We have outlined below some key points of learning based on our experience and recent court cases, for making an R&D claim.

1. Claims must be made in a tax return to be valid.

2. The company must keep sufficient records to support any claims made and preserve those records until the sixth anniversary of the end of the respective accounting period. This includes invoices, payroll records, timesheets, bank records as well as any other record that the company has used to support the claim for tax credits.

If the company is not vigilant about this and HM Revenue and Customs (HMRC) raises an enquiry, the claim may be denied if the company is unable to supply evidence of the R&D work undertaken and costs incurred. As a result, the company may have an additional corporation tax liability plus interest and maybe even penalties. This was the reality for a company in a recent court case.

3. The costs incorporated in a valid claim need to have actually been paid prior to the claim being made. In addition, following normal tax rules, salary costs need to have been paid within 9 months from the end of the period in question. If this proper diligence is not followed the costs are not allowed to be included within the R&D claim.

4. Whilst it is important to maximise the opportunity to benefit from the R&D tax credit schemes, do not take actions that would be fraudulent. If HMRC perceive or experience an abuse of the system, they may take steps to limit the benefit of the scheme or make the hurdles to qualify higher.

HMRC has recently reported that it has identified and prevented fraudulent attempts to claim over £300 million in SME payable tax credits. As a result, there is a proposal to cap the benefit of the SME scheme for certain companies.

5. Certain overhead costs qualify as R&D qualifying expenditure but these are restricted. Heat and light costs are eligible, providing they directly relate to the qualifying R&D activity.

Rent is not a qualifying cost regardless if it is incurred on a qualifying R&D project. However, the cost of acquiring a property as an R&D facility might qualify for relief in the year of acquisition (read our insight on Tax relief for capital expenditure on research facilities.

6. While owning IP is no longer a pre-requisite for making a claim for R&D tax credits, it is helpful to know this when working out whether your company can claim under the SME or RDEC schemes.

An SME that carries out and funds its own R&D projects and owns its IP can qualify for the SME scheme but if that company is subcontractor for someone else it does not own the IP so would not qualify for the more beneficial SME scheme.


These points are examples of the sorts of issues that we, as specialist R&D advisors, regularly address with our clients.

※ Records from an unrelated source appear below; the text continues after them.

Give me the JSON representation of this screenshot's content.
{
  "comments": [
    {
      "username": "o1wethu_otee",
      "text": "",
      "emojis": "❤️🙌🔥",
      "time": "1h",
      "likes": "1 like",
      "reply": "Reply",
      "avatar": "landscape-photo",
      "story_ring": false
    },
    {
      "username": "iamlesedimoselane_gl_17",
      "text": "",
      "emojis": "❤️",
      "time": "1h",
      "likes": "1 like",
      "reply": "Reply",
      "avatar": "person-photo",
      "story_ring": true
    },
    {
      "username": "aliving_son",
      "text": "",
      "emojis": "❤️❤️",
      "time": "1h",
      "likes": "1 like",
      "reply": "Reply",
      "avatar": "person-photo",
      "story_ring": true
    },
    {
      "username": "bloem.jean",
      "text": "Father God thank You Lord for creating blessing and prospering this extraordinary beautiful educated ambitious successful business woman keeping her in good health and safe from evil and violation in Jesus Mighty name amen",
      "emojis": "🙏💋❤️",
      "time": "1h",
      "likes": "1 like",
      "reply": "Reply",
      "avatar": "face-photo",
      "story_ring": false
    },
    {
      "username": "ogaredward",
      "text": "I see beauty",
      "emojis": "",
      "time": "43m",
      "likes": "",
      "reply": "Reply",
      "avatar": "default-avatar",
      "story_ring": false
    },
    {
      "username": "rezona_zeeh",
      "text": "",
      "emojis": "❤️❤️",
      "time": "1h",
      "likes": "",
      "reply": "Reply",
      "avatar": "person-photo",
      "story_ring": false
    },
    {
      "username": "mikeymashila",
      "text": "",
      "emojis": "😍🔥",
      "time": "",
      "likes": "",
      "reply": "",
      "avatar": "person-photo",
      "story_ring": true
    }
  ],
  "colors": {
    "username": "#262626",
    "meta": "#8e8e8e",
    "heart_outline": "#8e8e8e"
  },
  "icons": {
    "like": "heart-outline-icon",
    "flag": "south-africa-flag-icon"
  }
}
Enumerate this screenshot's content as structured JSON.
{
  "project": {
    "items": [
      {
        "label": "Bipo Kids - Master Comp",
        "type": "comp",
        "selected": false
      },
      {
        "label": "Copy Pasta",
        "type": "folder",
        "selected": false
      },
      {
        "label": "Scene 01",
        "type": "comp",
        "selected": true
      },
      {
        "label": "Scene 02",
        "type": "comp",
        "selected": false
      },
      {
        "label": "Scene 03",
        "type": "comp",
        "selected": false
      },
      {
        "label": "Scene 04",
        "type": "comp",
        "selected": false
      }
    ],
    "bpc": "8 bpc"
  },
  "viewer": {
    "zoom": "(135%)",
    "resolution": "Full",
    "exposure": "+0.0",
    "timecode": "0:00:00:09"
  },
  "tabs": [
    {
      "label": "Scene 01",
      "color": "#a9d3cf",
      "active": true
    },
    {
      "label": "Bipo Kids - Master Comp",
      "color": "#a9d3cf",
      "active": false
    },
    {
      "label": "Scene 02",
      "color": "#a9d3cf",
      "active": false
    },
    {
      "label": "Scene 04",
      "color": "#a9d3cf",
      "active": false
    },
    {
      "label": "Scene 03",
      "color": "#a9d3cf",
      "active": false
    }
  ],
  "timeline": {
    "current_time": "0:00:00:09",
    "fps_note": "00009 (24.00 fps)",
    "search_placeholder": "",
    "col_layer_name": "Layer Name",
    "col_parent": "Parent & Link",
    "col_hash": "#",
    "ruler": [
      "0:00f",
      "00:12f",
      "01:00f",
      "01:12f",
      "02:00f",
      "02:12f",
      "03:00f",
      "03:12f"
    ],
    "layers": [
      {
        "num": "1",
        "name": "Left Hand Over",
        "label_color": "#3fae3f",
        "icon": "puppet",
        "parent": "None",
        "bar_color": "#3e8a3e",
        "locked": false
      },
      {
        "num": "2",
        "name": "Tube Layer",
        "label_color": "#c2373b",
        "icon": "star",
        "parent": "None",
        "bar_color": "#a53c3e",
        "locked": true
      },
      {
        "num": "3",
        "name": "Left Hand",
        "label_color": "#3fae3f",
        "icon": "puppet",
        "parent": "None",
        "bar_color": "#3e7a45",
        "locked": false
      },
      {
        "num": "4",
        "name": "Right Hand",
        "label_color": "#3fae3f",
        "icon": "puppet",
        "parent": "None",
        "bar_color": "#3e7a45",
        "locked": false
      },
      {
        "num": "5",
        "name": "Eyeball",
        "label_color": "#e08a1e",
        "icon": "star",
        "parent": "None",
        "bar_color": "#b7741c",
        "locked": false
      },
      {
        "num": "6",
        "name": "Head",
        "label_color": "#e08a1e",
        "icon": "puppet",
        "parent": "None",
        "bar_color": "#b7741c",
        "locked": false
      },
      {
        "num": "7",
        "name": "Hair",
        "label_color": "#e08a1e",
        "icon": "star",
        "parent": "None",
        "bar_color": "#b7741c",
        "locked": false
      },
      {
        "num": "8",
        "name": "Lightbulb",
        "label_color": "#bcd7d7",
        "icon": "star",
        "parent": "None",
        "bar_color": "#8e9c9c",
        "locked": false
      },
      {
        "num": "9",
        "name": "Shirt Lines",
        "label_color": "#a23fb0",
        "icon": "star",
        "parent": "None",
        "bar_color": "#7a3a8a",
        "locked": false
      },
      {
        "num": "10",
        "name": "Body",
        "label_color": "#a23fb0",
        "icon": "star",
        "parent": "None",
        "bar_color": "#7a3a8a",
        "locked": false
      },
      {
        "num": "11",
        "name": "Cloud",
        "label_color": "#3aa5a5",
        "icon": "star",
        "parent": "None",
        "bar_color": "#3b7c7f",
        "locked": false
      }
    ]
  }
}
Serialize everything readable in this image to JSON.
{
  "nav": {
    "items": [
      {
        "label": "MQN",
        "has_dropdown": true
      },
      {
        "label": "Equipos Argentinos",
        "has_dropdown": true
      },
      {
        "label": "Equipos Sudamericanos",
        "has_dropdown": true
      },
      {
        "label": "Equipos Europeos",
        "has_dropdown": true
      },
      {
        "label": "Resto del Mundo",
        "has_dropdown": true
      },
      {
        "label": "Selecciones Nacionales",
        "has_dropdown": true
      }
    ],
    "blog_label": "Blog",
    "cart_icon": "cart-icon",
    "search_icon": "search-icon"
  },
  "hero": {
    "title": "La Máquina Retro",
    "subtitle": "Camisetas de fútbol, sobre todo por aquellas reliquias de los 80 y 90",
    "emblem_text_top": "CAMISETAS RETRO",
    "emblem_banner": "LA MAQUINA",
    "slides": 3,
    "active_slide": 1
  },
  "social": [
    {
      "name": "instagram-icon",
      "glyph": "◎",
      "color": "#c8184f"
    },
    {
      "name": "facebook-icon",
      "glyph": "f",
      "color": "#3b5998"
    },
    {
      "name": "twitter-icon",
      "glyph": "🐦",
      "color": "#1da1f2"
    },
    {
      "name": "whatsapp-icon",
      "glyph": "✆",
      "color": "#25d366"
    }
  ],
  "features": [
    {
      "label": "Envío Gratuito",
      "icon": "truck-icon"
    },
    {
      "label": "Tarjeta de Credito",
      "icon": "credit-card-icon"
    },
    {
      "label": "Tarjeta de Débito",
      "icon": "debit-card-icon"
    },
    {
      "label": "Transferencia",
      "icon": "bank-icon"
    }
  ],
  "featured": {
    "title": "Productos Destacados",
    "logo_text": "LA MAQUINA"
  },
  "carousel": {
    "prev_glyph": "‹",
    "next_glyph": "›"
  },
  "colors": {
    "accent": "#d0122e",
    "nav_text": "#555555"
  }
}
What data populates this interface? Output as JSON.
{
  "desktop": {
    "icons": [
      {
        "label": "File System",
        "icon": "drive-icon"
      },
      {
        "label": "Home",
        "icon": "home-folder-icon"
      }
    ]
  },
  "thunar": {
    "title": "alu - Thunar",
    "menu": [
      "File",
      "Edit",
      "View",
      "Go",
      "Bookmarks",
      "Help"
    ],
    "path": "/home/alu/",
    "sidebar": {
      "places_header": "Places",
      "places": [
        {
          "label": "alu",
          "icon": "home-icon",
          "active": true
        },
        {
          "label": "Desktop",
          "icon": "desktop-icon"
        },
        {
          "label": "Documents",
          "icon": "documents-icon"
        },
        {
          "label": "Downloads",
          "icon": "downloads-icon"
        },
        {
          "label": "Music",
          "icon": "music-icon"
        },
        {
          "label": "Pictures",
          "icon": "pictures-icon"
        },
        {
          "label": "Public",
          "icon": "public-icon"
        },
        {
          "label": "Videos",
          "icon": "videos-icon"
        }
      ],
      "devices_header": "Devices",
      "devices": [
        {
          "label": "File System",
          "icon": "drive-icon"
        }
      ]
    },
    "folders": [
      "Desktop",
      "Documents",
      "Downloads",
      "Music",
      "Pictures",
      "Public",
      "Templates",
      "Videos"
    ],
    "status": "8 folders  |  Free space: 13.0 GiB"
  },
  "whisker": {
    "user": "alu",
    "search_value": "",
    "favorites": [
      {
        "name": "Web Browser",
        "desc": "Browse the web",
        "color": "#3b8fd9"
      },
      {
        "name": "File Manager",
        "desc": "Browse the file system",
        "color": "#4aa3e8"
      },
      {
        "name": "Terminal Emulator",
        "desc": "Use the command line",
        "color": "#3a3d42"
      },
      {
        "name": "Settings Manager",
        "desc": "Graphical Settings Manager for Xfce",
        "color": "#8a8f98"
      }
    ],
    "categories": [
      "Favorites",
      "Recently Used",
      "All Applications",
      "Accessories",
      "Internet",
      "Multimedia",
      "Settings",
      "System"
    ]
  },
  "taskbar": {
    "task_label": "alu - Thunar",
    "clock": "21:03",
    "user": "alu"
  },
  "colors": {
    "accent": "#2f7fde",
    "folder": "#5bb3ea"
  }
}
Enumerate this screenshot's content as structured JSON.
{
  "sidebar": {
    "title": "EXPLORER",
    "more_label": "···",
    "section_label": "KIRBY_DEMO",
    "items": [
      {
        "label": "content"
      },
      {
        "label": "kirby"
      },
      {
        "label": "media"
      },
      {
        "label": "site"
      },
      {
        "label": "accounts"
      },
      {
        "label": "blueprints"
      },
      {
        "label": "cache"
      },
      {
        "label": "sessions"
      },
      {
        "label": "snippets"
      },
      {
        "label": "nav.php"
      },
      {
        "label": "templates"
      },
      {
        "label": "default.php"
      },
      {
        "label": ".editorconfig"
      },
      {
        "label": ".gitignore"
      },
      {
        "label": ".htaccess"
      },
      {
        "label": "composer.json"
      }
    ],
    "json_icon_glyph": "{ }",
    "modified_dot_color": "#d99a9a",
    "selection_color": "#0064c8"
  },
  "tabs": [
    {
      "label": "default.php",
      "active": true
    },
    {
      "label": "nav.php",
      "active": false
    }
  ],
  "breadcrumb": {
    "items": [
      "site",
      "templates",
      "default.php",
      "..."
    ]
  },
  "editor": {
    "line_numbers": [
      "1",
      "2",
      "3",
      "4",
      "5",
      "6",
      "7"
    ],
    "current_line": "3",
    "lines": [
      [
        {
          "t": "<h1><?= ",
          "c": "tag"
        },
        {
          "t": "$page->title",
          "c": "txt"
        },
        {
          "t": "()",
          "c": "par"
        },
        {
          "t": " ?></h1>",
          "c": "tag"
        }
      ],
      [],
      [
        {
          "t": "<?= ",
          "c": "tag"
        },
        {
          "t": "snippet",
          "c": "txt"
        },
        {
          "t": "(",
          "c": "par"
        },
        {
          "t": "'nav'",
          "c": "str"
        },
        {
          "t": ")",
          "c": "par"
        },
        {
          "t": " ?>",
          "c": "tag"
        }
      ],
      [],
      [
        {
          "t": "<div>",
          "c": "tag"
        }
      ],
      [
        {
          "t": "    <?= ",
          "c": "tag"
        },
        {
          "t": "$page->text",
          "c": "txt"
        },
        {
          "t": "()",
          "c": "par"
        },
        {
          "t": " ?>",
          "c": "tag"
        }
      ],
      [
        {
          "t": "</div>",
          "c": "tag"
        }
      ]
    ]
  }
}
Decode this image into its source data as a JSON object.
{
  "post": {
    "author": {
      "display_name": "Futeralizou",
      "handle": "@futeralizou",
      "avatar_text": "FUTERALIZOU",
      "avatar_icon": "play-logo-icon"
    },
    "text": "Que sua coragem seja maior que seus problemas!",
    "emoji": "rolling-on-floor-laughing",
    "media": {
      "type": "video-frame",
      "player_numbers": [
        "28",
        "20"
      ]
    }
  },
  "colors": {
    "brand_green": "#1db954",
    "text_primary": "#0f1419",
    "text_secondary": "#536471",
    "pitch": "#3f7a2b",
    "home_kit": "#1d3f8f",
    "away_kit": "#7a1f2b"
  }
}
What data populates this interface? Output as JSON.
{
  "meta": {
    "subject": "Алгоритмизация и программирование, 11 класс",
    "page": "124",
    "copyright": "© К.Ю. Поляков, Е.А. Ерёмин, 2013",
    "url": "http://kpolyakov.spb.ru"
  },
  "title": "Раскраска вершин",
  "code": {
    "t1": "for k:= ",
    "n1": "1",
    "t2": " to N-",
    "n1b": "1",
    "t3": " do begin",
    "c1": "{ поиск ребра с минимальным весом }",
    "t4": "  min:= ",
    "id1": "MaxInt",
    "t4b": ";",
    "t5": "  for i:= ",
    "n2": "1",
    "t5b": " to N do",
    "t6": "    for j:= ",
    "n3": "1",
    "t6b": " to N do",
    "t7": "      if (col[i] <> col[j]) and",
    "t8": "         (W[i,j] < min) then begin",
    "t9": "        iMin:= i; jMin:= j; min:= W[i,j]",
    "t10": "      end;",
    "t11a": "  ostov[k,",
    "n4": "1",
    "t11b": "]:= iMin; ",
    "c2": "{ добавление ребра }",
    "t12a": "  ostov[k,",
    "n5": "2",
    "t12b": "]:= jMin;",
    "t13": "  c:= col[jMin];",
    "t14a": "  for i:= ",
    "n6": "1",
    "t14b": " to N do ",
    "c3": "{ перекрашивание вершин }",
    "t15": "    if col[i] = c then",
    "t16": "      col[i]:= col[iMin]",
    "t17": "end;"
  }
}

If you have any queries or want to chat about whether your R&D projects qualify please contact Stuart Weekes or Andrew Hawley.

Contact us

Stuart Weekes
Stuart Weekes
Partner, Corporate Tax
Thames Valley